### Your objective
Below are the entries; count how many lines contain the word "subtitle" and reply with that number alone.

Items from an interface collection:

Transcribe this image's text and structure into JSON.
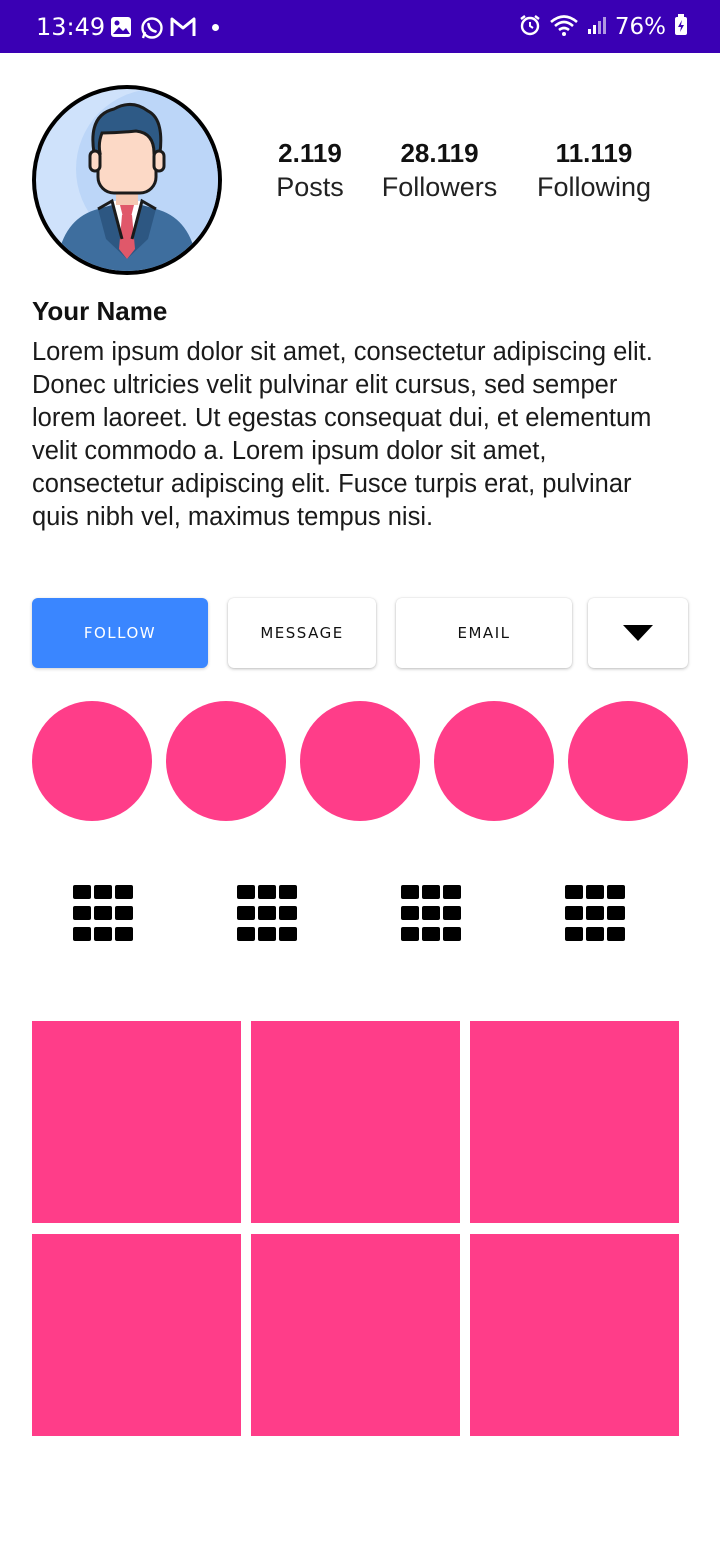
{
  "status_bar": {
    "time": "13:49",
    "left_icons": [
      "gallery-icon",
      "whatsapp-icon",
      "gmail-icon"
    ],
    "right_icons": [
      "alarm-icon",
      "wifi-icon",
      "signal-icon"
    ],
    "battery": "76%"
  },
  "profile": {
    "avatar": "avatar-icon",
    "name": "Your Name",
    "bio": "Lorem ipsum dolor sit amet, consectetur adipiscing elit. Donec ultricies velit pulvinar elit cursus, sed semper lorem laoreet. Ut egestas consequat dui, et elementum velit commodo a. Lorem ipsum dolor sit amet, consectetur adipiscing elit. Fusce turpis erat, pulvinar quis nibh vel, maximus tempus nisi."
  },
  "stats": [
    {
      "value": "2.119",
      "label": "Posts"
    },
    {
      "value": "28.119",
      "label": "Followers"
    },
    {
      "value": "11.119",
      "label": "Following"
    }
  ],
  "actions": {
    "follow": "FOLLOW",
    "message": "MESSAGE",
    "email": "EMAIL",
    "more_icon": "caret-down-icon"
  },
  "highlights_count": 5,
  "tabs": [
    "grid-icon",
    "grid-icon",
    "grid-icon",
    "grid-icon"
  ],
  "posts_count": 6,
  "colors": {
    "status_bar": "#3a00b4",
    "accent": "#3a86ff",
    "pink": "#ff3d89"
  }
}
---
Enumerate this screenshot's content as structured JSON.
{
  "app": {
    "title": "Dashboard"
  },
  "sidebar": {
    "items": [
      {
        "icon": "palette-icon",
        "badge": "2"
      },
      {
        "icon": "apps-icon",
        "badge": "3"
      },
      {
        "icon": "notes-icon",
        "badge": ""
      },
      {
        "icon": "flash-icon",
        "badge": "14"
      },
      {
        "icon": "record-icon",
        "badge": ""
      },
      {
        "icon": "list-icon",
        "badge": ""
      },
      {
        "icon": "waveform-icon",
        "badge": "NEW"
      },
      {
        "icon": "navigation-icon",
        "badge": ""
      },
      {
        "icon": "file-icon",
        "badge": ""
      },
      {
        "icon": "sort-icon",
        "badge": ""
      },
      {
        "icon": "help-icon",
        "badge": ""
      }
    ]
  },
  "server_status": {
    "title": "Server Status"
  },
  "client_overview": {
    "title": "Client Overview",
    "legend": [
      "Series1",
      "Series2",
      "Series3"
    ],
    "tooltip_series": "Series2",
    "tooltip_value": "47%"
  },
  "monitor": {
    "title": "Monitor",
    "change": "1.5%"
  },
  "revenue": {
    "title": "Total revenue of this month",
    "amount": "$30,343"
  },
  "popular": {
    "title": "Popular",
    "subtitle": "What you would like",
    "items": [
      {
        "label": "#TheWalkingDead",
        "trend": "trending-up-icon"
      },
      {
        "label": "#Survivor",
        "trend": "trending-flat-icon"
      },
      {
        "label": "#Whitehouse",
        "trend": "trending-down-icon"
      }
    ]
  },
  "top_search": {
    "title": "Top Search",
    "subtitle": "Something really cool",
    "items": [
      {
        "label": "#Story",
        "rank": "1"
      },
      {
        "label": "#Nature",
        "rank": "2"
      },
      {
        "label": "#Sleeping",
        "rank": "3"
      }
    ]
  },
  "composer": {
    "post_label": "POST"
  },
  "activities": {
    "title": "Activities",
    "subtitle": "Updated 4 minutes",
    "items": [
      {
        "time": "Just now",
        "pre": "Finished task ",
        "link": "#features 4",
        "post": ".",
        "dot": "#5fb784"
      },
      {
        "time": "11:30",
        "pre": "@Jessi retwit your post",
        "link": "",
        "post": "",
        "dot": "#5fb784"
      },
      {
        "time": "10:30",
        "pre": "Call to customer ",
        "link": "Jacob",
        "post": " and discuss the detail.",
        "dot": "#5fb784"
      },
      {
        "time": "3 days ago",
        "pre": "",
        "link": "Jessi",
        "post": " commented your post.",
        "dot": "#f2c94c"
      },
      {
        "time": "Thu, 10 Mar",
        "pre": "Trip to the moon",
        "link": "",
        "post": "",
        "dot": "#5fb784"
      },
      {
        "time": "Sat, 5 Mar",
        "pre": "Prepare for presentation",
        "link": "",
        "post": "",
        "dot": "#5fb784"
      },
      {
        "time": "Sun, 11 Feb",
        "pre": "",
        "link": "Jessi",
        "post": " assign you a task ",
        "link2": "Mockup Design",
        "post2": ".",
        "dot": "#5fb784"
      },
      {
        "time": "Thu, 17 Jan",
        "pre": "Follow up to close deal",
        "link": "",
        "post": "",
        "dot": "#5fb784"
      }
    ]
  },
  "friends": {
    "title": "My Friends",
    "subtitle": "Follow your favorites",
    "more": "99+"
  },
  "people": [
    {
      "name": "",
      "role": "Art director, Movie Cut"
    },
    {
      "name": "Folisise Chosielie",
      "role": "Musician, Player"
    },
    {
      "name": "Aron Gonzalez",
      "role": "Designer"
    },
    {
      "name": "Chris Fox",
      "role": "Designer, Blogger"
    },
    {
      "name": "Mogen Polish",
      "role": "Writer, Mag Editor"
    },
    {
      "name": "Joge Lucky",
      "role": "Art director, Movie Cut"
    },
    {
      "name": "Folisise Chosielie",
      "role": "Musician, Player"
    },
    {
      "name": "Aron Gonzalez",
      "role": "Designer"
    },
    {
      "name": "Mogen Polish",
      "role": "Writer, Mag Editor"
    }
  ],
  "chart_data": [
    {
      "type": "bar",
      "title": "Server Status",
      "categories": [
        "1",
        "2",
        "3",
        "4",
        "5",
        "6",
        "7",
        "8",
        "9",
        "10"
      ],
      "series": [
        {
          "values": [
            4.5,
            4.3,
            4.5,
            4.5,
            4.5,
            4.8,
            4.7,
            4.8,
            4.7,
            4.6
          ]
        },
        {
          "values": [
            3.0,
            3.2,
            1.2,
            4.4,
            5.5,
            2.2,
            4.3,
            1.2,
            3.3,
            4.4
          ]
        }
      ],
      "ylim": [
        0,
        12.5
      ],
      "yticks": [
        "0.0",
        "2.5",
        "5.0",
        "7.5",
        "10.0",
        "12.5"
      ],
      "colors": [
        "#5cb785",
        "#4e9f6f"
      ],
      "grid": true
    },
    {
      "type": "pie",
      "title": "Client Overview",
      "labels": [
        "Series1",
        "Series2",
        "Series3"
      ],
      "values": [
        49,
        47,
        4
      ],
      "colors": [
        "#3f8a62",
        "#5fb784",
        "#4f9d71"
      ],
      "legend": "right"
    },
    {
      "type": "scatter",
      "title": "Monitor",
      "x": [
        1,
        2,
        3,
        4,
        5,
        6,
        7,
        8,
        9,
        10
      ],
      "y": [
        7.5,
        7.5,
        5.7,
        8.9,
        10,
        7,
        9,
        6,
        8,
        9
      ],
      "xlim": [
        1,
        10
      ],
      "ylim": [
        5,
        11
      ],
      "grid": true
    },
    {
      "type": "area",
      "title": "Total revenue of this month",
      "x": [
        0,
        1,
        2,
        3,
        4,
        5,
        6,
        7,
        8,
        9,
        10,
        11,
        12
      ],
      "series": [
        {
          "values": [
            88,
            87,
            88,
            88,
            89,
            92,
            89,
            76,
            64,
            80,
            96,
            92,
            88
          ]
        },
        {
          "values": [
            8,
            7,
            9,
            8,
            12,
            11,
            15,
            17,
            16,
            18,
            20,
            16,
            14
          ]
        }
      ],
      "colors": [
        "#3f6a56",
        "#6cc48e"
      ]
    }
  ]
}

### Worked solution
4